Your task is to return all the entries below exactly, with every picture omitted.

_GIVEN RECORDS_.
^^^^^^^^^^^^^^^^
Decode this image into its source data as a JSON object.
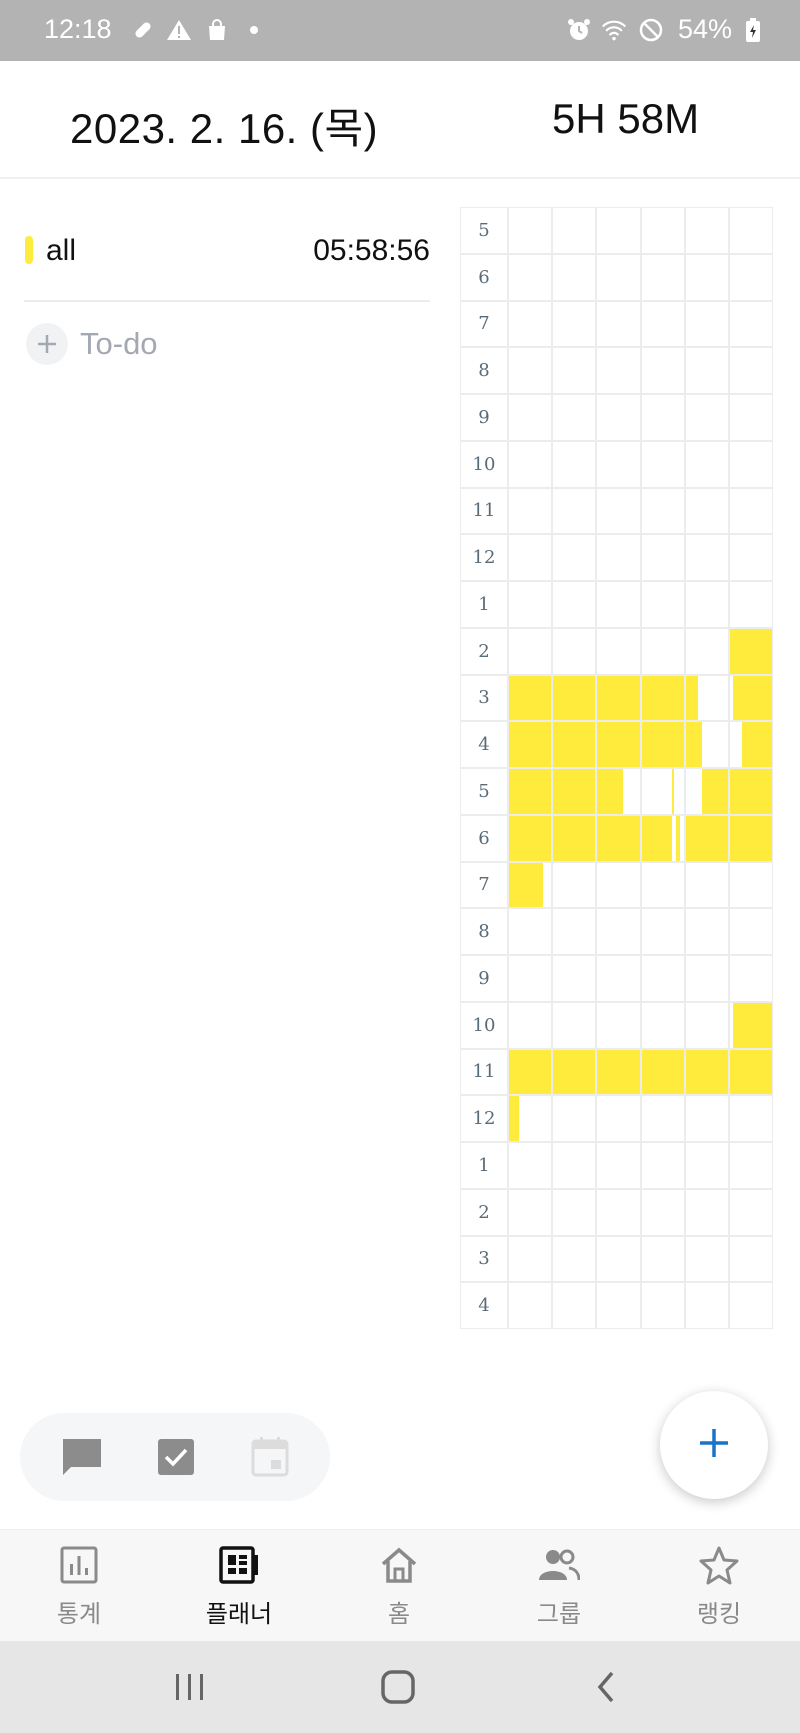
{
  "status_bar": {
    "time": "12:18",
    "battery": "54%",
    "icons": [
      "bandage-icon",
      "warning-icon",
      "shopping-bag-icon",
      "dot-icon",
      "alarm-icon",
      "wifi-icon",
      "do-not-disturb-icon",
      "battery-icon"
    ]
  },
  "header": {
    "date": "2023. 2. 16. (목)",
    "total_time": "5H 58M"
  },
  "subjects": [
    {
      "name": "all",
      "time": "05:58:56",
      "color": "#ffeb3b"
    }
  ],
  "todo": {
    "add_label": "To-do"
  },
  "timetable": {
    "hours": [
      "5",
      "6",
      "7",
      "8",
      "9",
      "10",
      "11",
      "12",
      "1",
      "2",
      "3",
      "4",
      "5",
      "6",
      "7",
      "8",
      "9",
      "10",
      "11",
      "12",
      "1",
      "2",
      "3",
      "4"
    ],
    "fill_color": "#ffeb3b",
    "study_segments": [
      {
        "row": 9,
        "start_min": 50,
        "end_min": 60
      },
      {
        "row": 10,
        "start_min": 0,
        "end_min": 43
      },
      {
        "row": 10,
        "start_min": 51,
        "end_min": 60
      },
      {
        "row": 11,
        "start_min": 0,
        "end_min": 44
      },
      {
        "row": 11,
        "start_min": 53,
        "end_min": 60
      },
      {
        "row": 12,
        "start_min": 0,
        "end_min": 26
      },
      {
        "row": 12,
        "start_min": 37,
        "end_min": 37.5
      },
      {
        "row": 12,
        "start_min": 44,
        "end_min": 60
      },
      {
        "row": 13,
        "start_min": 0,
        "end_min": 37
      },
      {
        "row": 13,
        "start_min": 38,
        "end_min": 39
      },
      {
        "row": 13,
        "start_min": 40,
        "end_min": 60
      },
      {
        "row": 14,
        "start_min": 0,
        "end_min": 8
      },
      {
        "row": 17,
        "start_min": 51,
        "end_min": 60
      },
      {
        "row": 18,
        "start_min": 0,
        "end_min": 60
      },
      {
        "row": 19,
        "start_min": 0,
        "end_min": 2.5
      }
    ]
  },
  "mode_buttons": [
    {
      "name": "comment",
      "icon": "comment-icon"
    },
    {
      "name": "checklist",
      "icon": "checkbox-icon"
    },
    {
      "name": "calendar",
      "icon": "calendar-icon"
    }
  ],
  "fab": {
    "icon": "plus-icon",
    "color": "#1a73c9"
  },
  "bottom_nav": [
    {
      "label": "통계",
      "icon": "stats-icon",
      "active": false
    },
    {
      "label": "플래너",
      "icon": "planner-icon",
      "active": true
    },
    {
      "label": "홈",
      "icon": "home-icon",
      "active": false
    },
    {
      "label": "그룹",
      "icon": "group-icon",
      "active": false
    },
    {
      "label": "랭킹",
      "icon": "star-icon",
      "active": false
    }
  ]
}
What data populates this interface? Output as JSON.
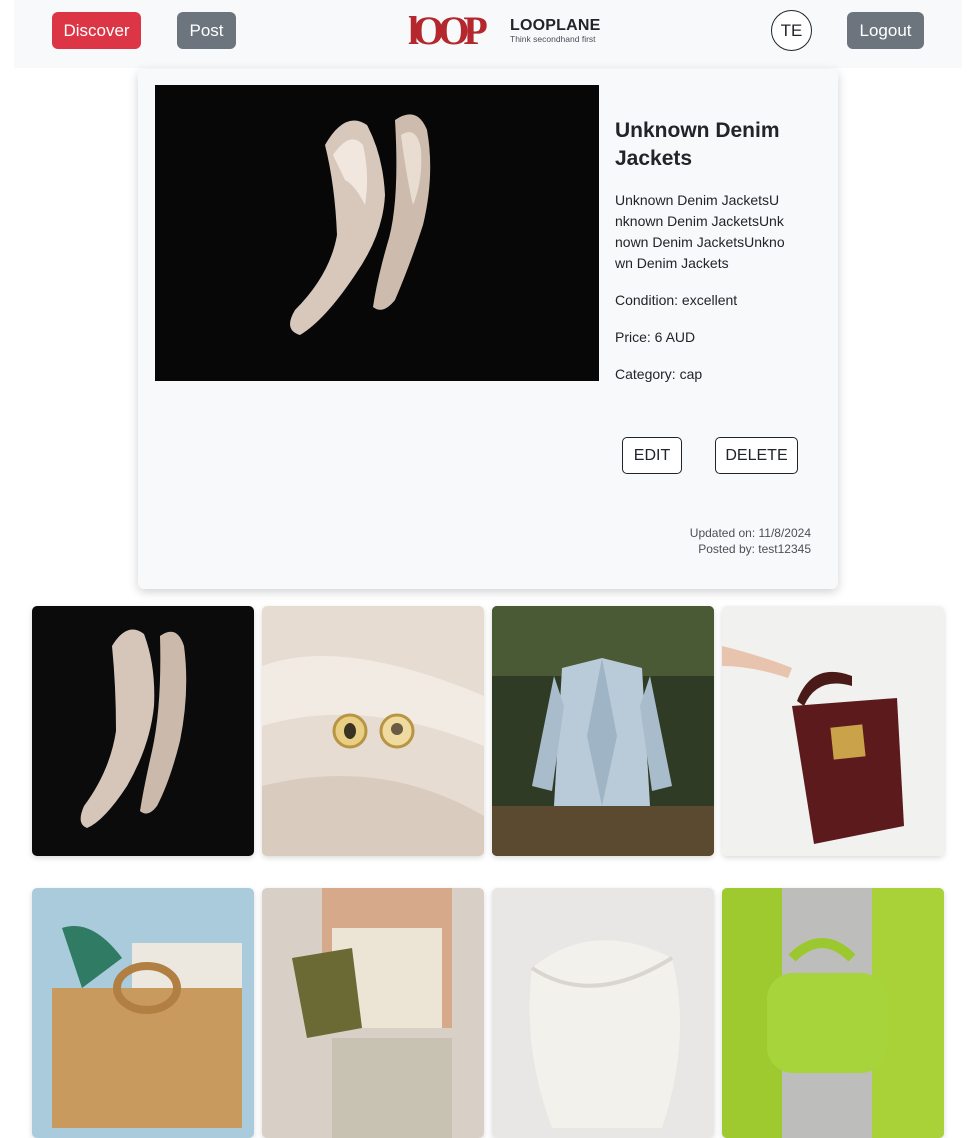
{
  "nav": {
    "discover_label": "Discover",
    "post_label": "Post",
    "logo_mark": "lOOP",
    "logo_name": "LOOPLANE",
    "logo_tagline": "Think secondhand first",
    "avatar_initials": "TE",
    "logout_label": "Logout"
  },
  "listing": {
    "title": "Unknown Denim Jackets",
    "description": "Unknown Denim JacketsUnknown Denim JacketsUnknown Denim JacketsUnknown Denim Jackets",
    "condition": "Condition: excellent",
    "price": "Price: 6 AUD",
    "category": "Category: cap",
    "edit_label": "EDIT",
    "delete_label": "DELETE",
    "updated": "Updated on: 11/8/2024",
    "posted_by": "Posted by: test12345",
    "photo": "cream-pumps-on-black"
  },
  "grid": [
    {
      "photo": "cream-pumps-on-black"
    },
    {
      "photo": "gold-coin-earrings"
    },
    {
      "photo": "light-blue-blazer-hanging"
    },
    {
      "photo": "burgundy-croc-handbag"
    },
    {
      "photo": "straw-tote-basket"
    },
    {
      "photo": "olive-shoulder-bag-outfit"
    },
    {
      "photo": "white-knit-sweater"
    },
    {
      "photo": "lime-puffer-bag"
    }
  ],
  "colors": {
    "brand_red": "#b3272d",
    "danger": "#dc3545",
    "secondary": "#6c757d",
    "nav_bg": "#f8f9fa"
  }
}
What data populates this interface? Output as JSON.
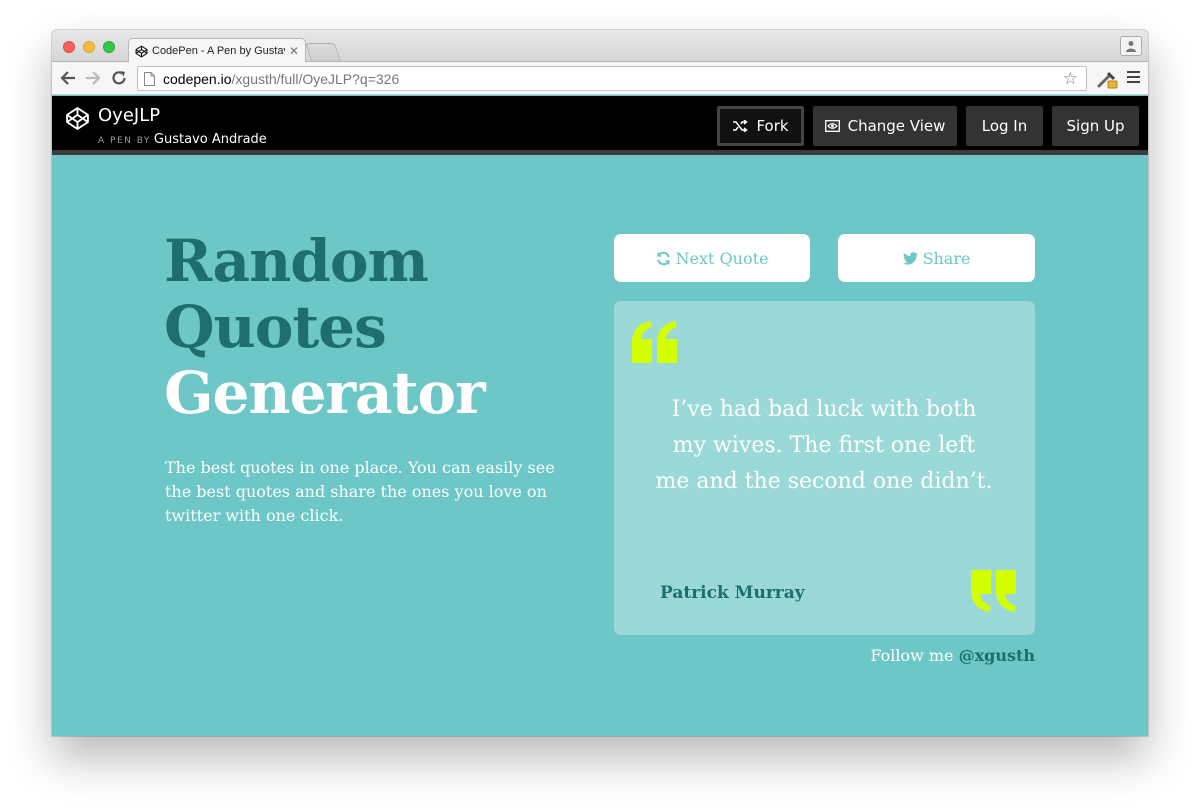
{
  "browser": {
    "tab_title": "CodePen - A Pen by Gustavo",
    "url_domain": "codepen.io",
    "url_path": "/xgusth/full/OyeJLP?q=326"
  },
  "codepen": {
    "pen_title": "OyeJLP",
    "by_label": "A PEN BY",
    "author": "Gustavo Andrade",
    "fork_label": "Fork",
    "change_view_label": "Change View",
    "login_label": "Log In",
    "signup_label": "Sign Up"
  },
  "hero": {
    "title_line1": "Random",
    "title_line2": "Quotes",
    "title_line3": "Generator",
    "description": "The best quotes in one place. You can easily see the best quotes and share the ones you love on twitter with one click."
  },
  "actions": {
    "next_label": "Next Quote",
    "share_label": "Share"
  },
  "quote": {
    "text": "I’ve had bad luck with both my wives. The first one left me and the second one didn’t.",
    "author": "Patrick Murray"
  },
  "footer": {
    "follow_prefix": "Follow me",
    "handle": "@xgusth"
  },
  "colors": {
    "background": "#6dc7c7",
    "card": "#9bd9d9",
    "accent_dark": "#1d6e6c",
    "quote_marks": "#d4ff00",
    "header": "#000000"
  },
  "icons": {
    "next": "refresh-icon",
    "share": "twitter-bird-icon",
    "fork": "fork-icon",
    "view": "eye-icon"
  }
}
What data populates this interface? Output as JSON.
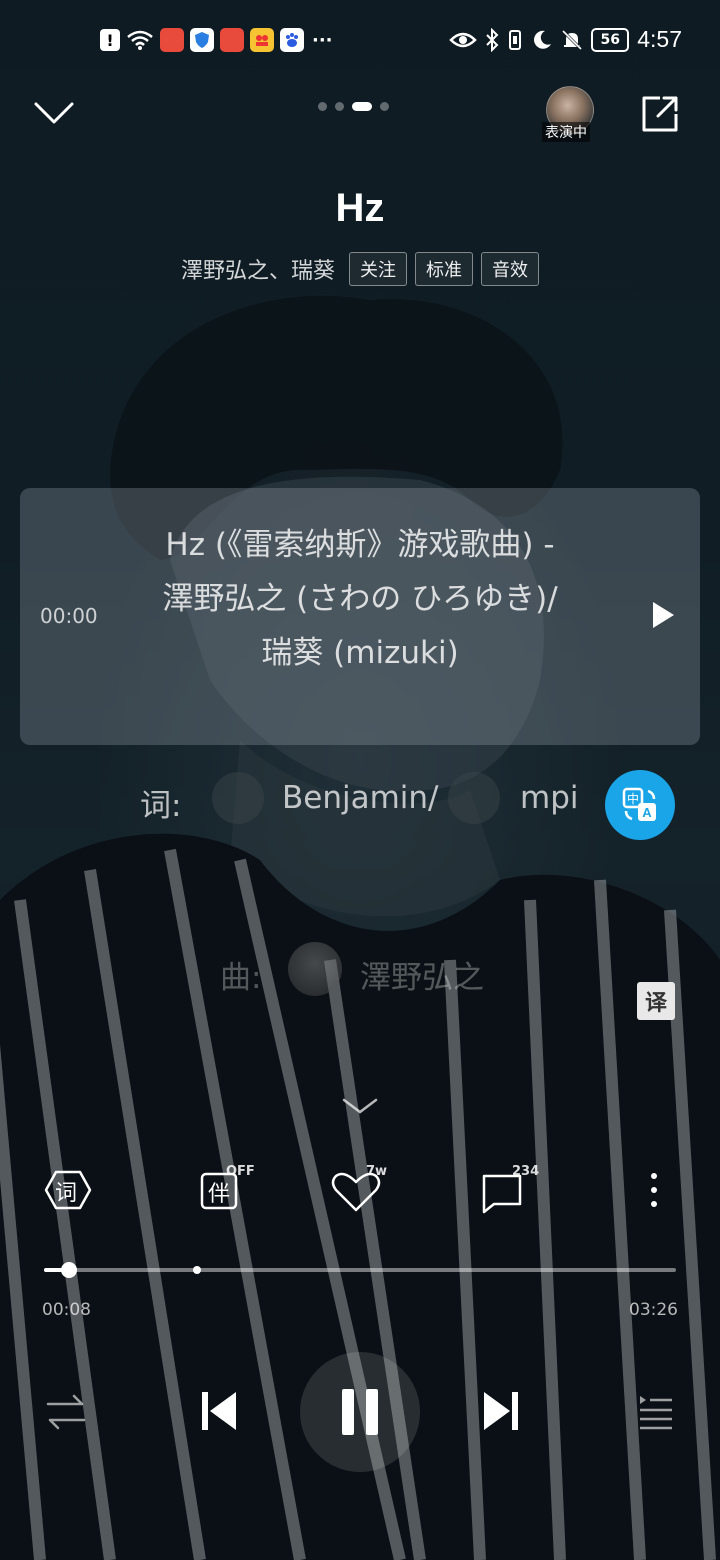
{
  "status_bar": {
    "time": "4:57",
    "battery": "56",
    "more_indicator": "···",
    "icons": [
      "alert-icon",
      "wifi-icon",
      "huawei-app-icon",
      "shield-app-icon",
      "huawei-app-icon-2",
      "video-app-icon",
      "baidu-app-icon",
      "eye-icon",
      "bluetooth-icon",
      "vibrate-icon",
      "moon-icon",
      "mute-bell-icon"
    ]
  },
  "top_bar": {
    "performer_tag": "表演中",
    "page_count": 4,
    "active_page": 3
  },
  "song": {
    "title": "Hz",
    "artists": "澤野弘之、瑞葵",
    "follow_label": "关注",
    "quality_label": "标准",
    "effect_label": "音效"
  },
  "lyric_card": {
    "time": "00:00",
    "line1": "Hz (《雷索纳斯》游戏歌曲) -",
    "line2": "澤野弘之 (さわの ひろゆき)/",
    "line3": "瑞葵 (mizuki)"
  },
  "lyrics": {
    "lyricist_prefix": "词:",
    "lyricist_name_a": "Benjamin/",
    "lyricist_name_b": "mpi",
    "composer_prefix": "曲:",
    "composer_name": "澤野弘之"
  },
  "translate_btn": "译",
  "actions": {
    "lyrics_label": "词",
    "accompany_label": "伴",
    "accompany_badge": "OFF",
    "like_badge": "7w",
    "comment_badge": "234"
  },
  "playback": {
    "elapsed": "00:08",
    "duration": "03:26",
    "progress_fraction": 0.039
  },
  "colors": {
    "accent_blue": "#1aa5e8"
  }
}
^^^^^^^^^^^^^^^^
_RESULT_.
Decode this image into its source data as a JSON object.
{
  "status_bar": {
    "time": "12:18",
    "battery": "54%",
    "icons": [
      "bandage-icon",
      "warning-icon",
      "shopping-bag-icon",
      "dot-icon",
      "alarm-icon",
      "wifi-icon",
      "do-not-disturb-icon",
      "battery-icon"
    ]
  },
  "header": {
    "date": "2023. 2. 16. (목)",
    "total_time": "5H 58M"
  },
  "subjects": [
    {
      "name": "all",
      "time": "05:58:56",
      "color": "#ffeb3b"
    }
  ],
  "todo": {
    "add_label": "To-do"
  },
  "timetable": {
    "hours": [
      "5",
      "6",
      "7",
      "8",
      "9",
      "10",
      "11",
      "12",
      "1",
      "2",
      "3",
      "4",
      "5",
      "6",
      "7",
      "8",
      "9",
      "10",
      "11",
      "12",
      "1",
      "2",
      "3",
      "4"
    ],
    "fill_color": "#ffeb3b",
    "study_segments": [
      {
        "row": 9,
        "start_min": 50,
        "end_min": 60
      },
      {
        "row": 10,
        "start_min": 0,
        "end_min": 43
      },
      {
        "row": 10,
        "start_min": 51,
        "end_min": 60
      },
      {
        "row": 11,
        "start_min": 0,
        "end_min": 44
      },
      {
        "row": 11,
        "start_min": 53,
        "end_min": 60
      },
      {
        "row": 12,
        "start_min": 0,
        "end_min": 26
      },
      {
        "row": 12,
        "start_min": 37,
        "end_min": 37.5
      },
      {
        "row": 12,
        "start_min": 44,
        "end_min": 60
      },
      {
        "row": 13,
        "start_min": 0,
        "end_min": 37
      },
      {
        "row": 13,
        "start_min": 38,
        "end_min": 39
      },
      {
        "row": 13,
        "start_min": 40,
        "end_min": 60
      },
      {
        "row": 14,
        "start_min": 0,
        "end_min": 8
      },
      {
        "row": 17,
        "start_min": 51,
        "end_min": 60
      },
      {
        "row": 18,
        "start_min": 0,
        "end_min": 60
      },
      {
        "row": 19,
        "start_min": 0,
        "end_min": 2.5
      }
    ]
  },
  "mode_buttons": [
    {
      "name": "comment",
      "icon": "comment-icon"
    },
    {
      "name": "checklist",
      "icon": "checkbox-icon"
    },
    {
      "name": "calendar",
      "icon": "calendar-icon"
    }
  ],
  "fab": {
    "icon": "plus-icon",
    "color": "#1a73c9"
  },
  "bottom_nav": [
    {
      "label": "통계",
      "icon": "stats-icon",
      "active": false
    },
    {
      "label": "플래너",
      "icon": "planner-icon",
      "active": true
    },
    {
      "label": "홈",
      "icon": "home-icon",
      "active": false
    },
    {
      "label": "그룹",
      "icon": "group-icon",
      "active": false
    },
    {
      "label": "랭킹",
      "icon": "star-icon",
      "active": false
    }
  ]
}
What data populates this interface? Output as JSON.
{
  "nav": {
    "discover_label": "Discover",
    "post_label": "Post",
    "logo_mark": "lOOP",
    "logo_name": "LOOPLANE",
    "logo_tagline": "Think secondhand first",
    "avatar_initials": "TE",
    "logout_label": "Logout"
  },
  "listing": {
    "title": "Unknown Denim Jackets",
    "description": "Unknown Denim JacketsUnknown Denim JacketsUnknown Denim JacketsUnknown Denim Jackets",
    "condition": "Condition: excellent",
    "price": "Price: 6 AUD",
    "category": "Category: cap",
    "edit_label": "EDIT",
    "delete_label": "DELETE",
    "updated": "Updated on: 11/8/2024",
    "posted_by": "Posted by: test12345",
    "photo": "cream-pumps-on-black"
  },
  "grid": [
    {
      "photo": "cream-pumps-on-black"
    },
    {
      "photo": "gold-coin-earrings"
    },
    {
      "photo": "light-blue-blazer-hanging"
    },
    {
      "photo": "burgundy-croc-handbag"
    },
    {
      "photo": "straw-tote-basket"
    },
    {
      "photo": "olive-shoulder-bag-outfit"
    },
    {
      "photo": "white-knit-sweater"
    },
    {
      "photo": "lime-puffer-bag"
    }
  ],
  "colors": {
    "brand_red": "#b3272d",
    "danger": "#dc3545",
    "secondary": "#6c757d",
    "nav_bg": "#f8f9fa"
  }
}
What data populates this interface? Output as JSON.
{
  "browser": {
    "tab_title": "CodePen - A Pen by Gustavo",
    "url_domain": "codepen.io",
    "url_path": "/xgusth/full/OyeJLP?q=326"
  },
  "codepen": {
    "pen_title": "OyeJLP",
    "by_label": "A PEN BY",
    "author": "Gustavo Andrade",
    "fork_label": "Fork",
    "change_view_label": "Change View",
    "login_label": "Log In",
    "signup_label": "Sign Up"
  },
  "hero": {
    "title_line1": "Random",
    "title_line2": "Quotes",
    "title_line3": "Generator",
    "description": "The best quotes in one place. You can easily see the best quotes and share the ones you love on twitter with one click."
  },
  "actions": {
    "next_label": "Next Quote",
    "share_label": "Share"
  },
  "quote": {
    "text": "I’ve had bad luck with both my wives. The first one left me and the second one didn’t.",
    "author": "Patrick Murray"
  },
  "footer": {
    "follow_prefix": "Follow me",
    "handle": "@xgusth"
  },
  "colors": {
    "background": "#6dc7c7",
    "card": "#9bd9d9",
    "accent_dark": "#1d6e6c",
    "quote_marks": "#d4ff00",
    "header": "#000000"
  },
  "icons": {
    "next": "refresh-icon",
    "share": "twitter-bird-icon",
    "fork": "fork-icon",
    "view": "eye-icon"
  }
}
What data populates this interface? Output as JSON.
{
  "status_bar": {
    "time": "4:57",
    "battery": "56",
    "more_indicator": "···",
    "icons": [
      "alert-icon",
      "wifi-icon",
      "huawei-app-icon",
      "shield-app-icon",
      "huawei-app-icon-2",
      "video-app-icon",
      "baidu-app-icon",
      "eye-icon",
      "bluetooth-icon",
      "vibrate-icon",
      "moon-icon",
      "mute-bell-icon"
    ]
  },
  "top_bar": {
    "performer_tag": "表演中",
    "page_count": 4,
    "active_page": 3
  },
  "song": {
    "title": "Hz",
    "artists": "澤野弘之、瑞葵",
    "follow_label": "关注",
    "quality_label": "标准",
    "effect_label": "音效"
  },
  "lyric_card": {
    "time": "00:00",
    "line1": "Hz (《雷索纳斯》游戏歌曲) -",
    "line2": "澤野弘之 (さわの ひろゆき)/",
    "line3": "瑞葵 (mizuki)"
  },
  "lyrics": {
    "lyricist_prefix": "词:",
    "lyricist_name_a": "Benjamin/",
    "lyricist_name_b": "mpi",
    "composer_prefix": "曲:",
    "composer_name": "澤野弘之"
  },
  "translate_btn": "译",
  "actions": {
    "lyrics_label": "词",
    "accompany_label": "伴",
    "accompany_badge": "OFF",
    "like_badge": "7w",
    "comment_badge": "234"
  },
  "playback": {
    "elapsed": "00:08",
    "duration": "03:26",
    "progress_fraction": 0.039
  },
  "colors": {
    "accent_blue": "#1aa5e8"
  }
}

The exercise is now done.